Because I spent my childhood in Leipzig, a city which resounds with echoes of Bach and the entire musical world, I have always had the idea of one day preparing a pictorial history of music. This present book is the result; it combines elements of my professional life as a graphic historian and my private life as a happy lover of music.
A pictorial history of music can never be merely a picture album, however, for no amount of illustrative material can by itself create a meaningful panorama of music. There must be, in addition to pictures, an intrinsic plan, a unified point of view which the reader can grasp and use to achieve comprehension. The history of music which, to my mind, has always been distinguished by just these qualities, is Paul Henry Lang's Music in Western Civilization. In an age of specialization, Dr. Lang's book is unique in its broad outlook and vigorous presentation. This book seemed to me pre-eminently suited for adaption as a basic text for a pictorial history of music, and I was delighted to find that Dr. Lang's interest in such a project matched my own.
In condensing and adapting Music in Western Civilization I aimed at preserving the continuity of Dr. Lang's text and utilizing wherever possible its broad cultural viewpoint. As for the pictures, I endeavored to illustrate and emphasize those subjects and periods which would be of greatest interest to the reader, and therefore supplemented the chronological sequence of the text at logical points with pictorial, topical, or biographical surveys. Whenever the evolution of a particular school of music or the emergence of a commanding personality demanded more detailed scrutiny, I assembled a picture-text unit that supplements, but does not interrupt, the main narrative.
To give two examples: the discussion of Domenico Scarlatti seemed the appropriate place to complement Dr. Lang's history with a picture unit presenting the rise of the harpsichord. Similarly, the discussion of Richard Wagner was the logical point to survey pictorially his influence on the growth of the orchestra, and the consequent emergence of the modern conductor.
The history of music is a continuous development; and in order to understand and appreciate the more familiar 18th- and 19th-century musical literature, it is necessary to be aware of its roots in the past. Moreover, our musical horizons are expanding today; listeners are learning to enjoy Renaissance madrigals and Baroque choral works, as well as Romantic concertos, and for modern readers, no history of music would be meaningful without a survey of these early periods. As for post-Romantic music, we have provided a detailed coverage of the most recent developments. Dr. Lang has contributed new passages analyzing contemporary music, a task for which he is particularly well equipped both as musicologist and as one of this country's most respected music critics.

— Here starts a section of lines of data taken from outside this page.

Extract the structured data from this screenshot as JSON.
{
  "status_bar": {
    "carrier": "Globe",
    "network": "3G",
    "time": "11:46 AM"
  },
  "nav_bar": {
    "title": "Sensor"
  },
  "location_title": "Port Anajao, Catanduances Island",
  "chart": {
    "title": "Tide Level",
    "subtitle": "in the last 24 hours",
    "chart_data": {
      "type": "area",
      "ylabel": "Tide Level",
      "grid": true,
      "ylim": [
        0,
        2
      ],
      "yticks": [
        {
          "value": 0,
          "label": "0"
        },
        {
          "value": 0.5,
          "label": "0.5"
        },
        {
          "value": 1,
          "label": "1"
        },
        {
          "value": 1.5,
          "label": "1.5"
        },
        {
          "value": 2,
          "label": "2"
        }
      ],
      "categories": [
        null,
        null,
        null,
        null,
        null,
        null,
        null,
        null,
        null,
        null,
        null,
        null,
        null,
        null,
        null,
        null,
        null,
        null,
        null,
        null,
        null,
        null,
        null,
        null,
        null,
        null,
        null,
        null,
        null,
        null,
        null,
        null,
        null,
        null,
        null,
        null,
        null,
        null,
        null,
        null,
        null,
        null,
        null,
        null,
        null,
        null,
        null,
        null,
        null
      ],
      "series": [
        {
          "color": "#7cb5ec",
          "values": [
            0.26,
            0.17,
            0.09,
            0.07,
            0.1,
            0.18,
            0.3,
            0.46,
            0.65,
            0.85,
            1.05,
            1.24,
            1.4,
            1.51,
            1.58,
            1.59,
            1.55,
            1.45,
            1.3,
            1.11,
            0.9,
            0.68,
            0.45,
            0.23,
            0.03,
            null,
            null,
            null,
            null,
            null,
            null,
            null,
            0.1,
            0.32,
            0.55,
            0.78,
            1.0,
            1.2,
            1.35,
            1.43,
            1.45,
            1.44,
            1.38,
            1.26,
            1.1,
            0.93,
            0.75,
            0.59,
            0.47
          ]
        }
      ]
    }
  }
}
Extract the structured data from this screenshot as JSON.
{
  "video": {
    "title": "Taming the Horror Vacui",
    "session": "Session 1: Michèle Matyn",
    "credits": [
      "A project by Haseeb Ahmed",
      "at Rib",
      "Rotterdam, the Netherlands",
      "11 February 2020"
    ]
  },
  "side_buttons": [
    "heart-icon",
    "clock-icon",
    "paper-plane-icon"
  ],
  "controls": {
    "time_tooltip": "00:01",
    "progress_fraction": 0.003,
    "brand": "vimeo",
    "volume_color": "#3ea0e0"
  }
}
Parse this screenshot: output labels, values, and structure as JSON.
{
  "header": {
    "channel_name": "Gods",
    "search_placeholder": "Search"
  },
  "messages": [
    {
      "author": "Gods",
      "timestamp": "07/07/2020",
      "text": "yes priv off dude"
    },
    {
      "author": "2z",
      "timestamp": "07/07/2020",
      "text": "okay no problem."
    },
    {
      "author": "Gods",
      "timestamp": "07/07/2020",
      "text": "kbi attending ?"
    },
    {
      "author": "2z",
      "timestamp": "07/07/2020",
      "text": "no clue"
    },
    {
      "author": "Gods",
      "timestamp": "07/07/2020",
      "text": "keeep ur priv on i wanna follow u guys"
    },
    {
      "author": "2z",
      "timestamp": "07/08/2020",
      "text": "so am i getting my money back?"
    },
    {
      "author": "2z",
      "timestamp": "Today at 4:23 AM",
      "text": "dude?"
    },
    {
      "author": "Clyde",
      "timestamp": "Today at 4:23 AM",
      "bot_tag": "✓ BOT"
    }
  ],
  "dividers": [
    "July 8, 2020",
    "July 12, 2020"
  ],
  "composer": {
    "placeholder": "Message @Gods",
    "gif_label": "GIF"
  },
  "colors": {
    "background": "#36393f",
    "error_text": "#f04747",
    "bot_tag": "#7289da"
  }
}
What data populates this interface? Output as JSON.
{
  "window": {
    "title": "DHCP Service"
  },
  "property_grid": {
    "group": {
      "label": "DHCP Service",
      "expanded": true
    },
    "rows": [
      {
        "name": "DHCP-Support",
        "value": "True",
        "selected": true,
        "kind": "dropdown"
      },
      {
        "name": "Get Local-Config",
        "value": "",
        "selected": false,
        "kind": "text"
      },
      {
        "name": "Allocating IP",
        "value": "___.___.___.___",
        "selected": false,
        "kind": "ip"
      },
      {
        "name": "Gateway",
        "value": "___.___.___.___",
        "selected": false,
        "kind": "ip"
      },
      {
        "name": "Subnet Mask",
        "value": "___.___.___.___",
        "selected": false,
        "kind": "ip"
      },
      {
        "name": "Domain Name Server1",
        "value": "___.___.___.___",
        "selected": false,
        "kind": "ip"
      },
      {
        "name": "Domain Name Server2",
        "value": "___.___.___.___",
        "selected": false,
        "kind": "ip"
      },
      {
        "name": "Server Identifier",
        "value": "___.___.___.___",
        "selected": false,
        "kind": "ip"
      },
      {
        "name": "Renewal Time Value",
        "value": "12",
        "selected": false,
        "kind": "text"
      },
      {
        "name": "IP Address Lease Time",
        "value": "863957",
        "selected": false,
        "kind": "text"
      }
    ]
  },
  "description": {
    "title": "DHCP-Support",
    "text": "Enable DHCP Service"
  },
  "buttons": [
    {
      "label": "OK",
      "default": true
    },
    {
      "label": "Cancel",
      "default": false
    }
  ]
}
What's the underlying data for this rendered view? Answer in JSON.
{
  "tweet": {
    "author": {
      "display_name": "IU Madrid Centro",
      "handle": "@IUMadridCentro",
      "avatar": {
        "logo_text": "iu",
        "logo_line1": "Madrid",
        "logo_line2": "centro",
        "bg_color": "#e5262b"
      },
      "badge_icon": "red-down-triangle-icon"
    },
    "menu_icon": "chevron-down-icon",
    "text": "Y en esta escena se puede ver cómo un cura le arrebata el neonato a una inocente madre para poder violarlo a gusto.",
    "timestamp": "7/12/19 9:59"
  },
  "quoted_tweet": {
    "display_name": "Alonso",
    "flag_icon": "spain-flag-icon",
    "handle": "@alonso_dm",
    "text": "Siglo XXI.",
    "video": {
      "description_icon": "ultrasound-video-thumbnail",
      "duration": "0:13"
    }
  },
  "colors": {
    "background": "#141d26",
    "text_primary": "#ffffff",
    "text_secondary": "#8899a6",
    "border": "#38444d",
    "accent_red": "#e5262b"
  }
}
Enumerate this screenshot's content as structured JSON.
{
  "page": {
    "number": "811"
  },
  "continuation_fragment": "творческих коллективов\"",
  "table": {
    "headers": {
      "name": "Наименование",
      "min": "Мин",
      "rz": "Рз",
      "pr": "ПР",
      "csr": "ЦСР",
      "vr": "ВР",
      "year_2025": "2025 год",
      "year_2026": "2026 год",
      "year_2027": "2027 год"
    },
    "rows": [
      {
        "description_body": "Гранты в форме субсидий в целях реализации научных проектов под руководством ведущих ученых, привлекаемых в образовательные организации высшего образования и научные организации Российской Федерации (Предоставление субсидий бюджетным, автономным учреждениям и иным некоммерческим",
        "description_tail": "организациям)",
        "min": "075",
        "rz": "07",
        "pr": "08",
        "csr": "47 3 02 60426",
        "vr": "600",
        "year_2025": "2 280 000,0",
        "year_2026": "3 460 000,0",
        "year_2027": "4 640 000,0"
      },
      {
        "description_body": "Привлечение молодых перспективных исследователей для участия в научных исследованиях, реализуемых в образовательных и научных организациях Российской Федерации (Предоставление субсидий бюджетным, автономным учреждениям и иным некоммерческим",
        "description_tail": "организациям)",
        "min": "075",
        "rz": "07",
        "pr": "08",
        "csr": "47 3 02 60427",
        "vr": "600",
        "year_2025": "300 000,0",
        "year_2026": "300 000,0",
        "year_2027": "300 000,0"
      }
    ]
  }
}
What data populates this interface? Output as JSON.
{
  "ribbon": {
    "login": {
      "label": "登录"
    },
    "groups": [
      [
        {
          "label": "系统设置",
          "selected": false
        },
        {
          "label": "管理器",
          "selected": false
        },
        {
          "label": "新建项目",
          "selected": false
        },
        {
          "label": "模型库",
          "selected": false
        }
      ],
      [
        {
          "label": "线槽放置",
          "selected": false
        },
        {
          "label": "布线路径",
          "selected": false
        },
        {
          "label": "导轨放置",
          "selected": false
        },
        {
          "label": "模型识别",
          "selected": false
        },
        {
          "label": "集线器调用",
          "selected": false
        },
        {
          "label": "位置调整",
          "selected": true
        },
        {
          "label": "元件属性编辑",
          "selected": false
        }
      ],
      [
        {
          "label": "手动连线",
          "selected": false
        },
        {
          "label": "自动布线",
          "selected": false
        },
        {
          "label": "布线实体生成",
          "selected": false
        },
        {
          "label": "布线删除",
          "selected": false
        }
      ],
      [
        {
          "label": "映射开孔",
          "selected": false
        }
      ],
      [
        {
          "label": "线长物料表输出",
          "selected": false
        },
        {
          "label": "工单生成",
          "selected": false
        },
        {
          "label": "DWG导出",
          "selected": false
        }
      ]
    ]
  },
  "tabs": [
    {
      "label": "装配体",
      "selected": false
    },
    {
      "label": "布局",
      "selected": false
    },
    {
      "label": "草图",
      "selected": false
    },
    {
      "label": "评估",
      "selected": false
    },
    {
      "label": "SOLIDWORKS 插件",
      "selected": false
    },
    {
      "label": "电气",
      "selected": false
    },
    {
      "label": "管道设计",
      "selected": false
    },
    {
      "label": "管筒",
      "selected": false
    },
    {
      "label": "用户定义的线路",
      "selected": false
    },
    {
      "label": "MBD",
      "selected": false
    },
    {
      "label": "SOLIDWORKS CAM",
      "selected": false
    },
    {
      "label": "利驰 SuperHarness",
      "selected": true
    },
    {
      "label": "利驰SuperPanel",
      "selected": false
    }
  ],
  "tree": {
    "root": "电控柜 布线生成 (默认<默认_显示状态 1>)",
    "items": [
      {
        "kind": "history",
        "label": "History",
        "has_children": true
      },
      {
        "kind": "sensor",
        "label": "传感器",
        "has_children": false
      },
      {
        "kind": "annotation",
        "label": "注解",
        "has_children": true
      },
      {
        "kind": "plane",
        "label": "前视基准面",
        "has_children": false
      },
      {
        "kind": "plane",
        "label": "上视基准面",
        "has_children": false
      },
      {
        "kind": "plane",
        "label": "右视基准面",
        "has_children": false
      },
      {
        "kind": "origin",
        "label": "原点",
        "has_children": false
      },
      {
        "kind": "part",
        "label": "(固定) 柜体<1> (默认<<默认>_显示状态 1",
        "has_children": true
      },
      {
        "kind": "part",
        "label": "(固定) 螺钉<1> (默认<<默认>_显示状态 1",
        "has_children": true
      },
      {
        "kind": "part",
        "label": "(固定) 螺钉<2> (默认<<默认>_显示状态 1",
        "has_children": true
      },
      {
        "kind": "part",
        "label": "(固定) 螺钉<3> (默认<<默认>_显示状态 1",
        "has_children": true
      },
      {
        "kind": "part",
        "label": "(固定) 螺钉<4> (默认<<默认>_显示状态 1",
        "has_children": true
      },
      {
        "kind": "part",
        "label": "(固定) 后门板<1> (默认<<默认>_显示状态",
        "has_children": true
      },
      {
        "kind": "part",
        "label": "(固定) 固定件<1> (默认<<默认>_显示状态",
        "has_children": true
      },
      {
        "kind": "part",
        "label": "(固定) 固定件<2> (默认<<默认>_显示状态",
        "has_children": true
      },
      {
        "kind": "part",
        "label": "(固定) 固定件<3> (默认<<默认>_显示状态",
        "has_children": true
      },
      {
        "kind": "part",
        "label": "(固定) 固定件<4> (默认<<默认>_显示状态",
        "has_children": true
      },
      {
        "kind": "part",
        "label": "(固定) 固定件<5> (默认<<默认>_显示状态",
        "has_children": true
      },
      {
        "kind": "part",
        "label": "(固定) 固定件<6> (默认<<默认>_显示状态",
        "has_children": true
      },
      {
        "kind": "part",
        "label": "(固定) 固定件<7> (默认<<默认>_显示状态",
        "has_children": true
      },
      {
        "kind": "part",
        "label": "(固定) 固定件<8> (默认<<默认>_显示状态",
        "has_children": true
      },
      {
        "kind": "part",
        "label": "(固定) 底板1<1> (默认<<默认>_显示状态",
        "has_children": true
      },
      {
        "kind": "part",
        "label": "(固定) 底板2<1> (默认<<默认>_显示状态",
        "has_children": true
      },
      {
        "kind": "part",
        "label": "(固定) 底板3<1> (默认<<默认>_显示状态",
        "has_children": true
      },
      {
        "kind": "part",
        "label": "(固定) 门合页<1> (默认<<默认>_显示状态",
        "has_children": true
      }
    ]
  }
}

All the additional material makes A Pictorial History of Music essentially a new book. Its authors hope it will add to the reader's enjoyment of music by giving him a better understanding of how this divine art evolved.